Share this Page URL
Help

Chapter 9. The Haze-o-Matic 3000 Fog Machine: - Pg. 265
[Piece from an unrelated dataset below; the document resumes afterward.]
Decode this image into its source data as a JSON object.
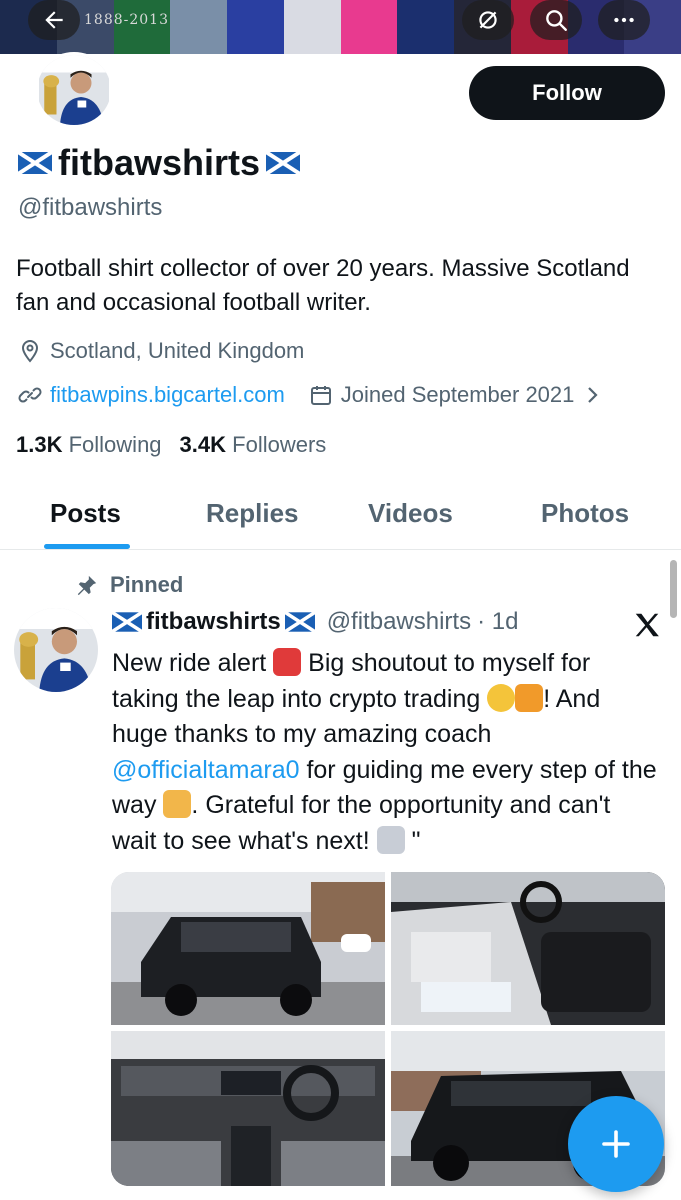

MAKE: PROJECTS Eccentric Cubicle 9 The Haze-o-Matic 3000 Fog Machine: The "Fog of War" Comes to the Office Mood. Atmosphere. Aaahmmbiance. Subtle shifts in the environment that change the feel of a room (or cube) from "warm and inviting" to "cold and clinical" to "Hear me, Prince of Darkness." The fog machine is your absolute go-to mechanism for achieving that crucial combination of fantasy, intrigue, and impending ritual dismemberment so essential in business negotiation today. T hey're a lot of fun to build, too. A fogger is an inherently simple mechanism that can become insanely convoluted in the blink of an eye. This is a good thing. Atmosphere is one thing. Atmosphere created by a dangerously complicated-looking apparatus is entirely another. There's a fair bit of foraging for parts involved in this little endeavour, regardless of how you choose to approach the subassemblies, so preplanning is either the best or worst idea ever, depending on how broadly you wanna embrace the great cosmic random. If it was me, I'd wing it completely and design on the bench. Although it is entirely possible to design a sleek and compact fog generator, the coolness factor is noticeably diminished. What We're Building We're going old-school here, with a design that vapourizes a glycerin/water mixture to produce fog. Large-scale commercial foggers evaporate dry ice in a hot water bath to achieve the same end without the "low-budget mid-80s Goth club" smell of glycerin-based ambience. You can adapt this design to that technology by enlarging your fog chamber, putting a pot of water on the fog chamber's hot surface, and hand-feeding ice-house dry ice into it during use. The rest of the delivery mechanism remains the same. It's your decision, but startup time is considerably longer with CO 2 -based fog as you wait for the water bath to heat up, and glycerin is generally easier to source quickly than dry ice. Pinning the mechanism out on the tar pan, you'll find that it works like this. Fog juice (A) drips through valve (B) onto a hot surface (C) in a closed container, which creates hot fog (D). Hot fog rises, which is not the ground-hugging effect you're looking for. Fortunately, there's airflow (E) to blow the hot fog through an internally baffled (F, G, and H, respectively) intercooler full of ice (I, collectively) and out the exhaust. Cold fog (J) hugs the ground like a goff in a cemetery. Robert Smith (K) would approve. [Figure 09.01] Hot in a box? Cold in a box? Liquid delivery? Airflow? Boooyah! This, brothers and sisters, is a subassembly list with potential, and a righteous opportunity to field-test your nascent grasp of the Philosophy of Improvisational Fabrication. Here's what we're gonna do. It'll be fun. I'll detail the fabrication of the subassemblies as I executed them for this build. I'll cover the materials I used, where they came from, and the tech (such as it is) involved in each. Your challenge is to do them some other way. Okay. I'll go first. As noted, there are four major subassem- blies needed to make a fog machine: · A fluid delivery system to supply the fog juice · A hotbox to vapourize the fog juice in · An intercooler to chill the fog out and get it to hug the ground · An airflow source to move the fog around 254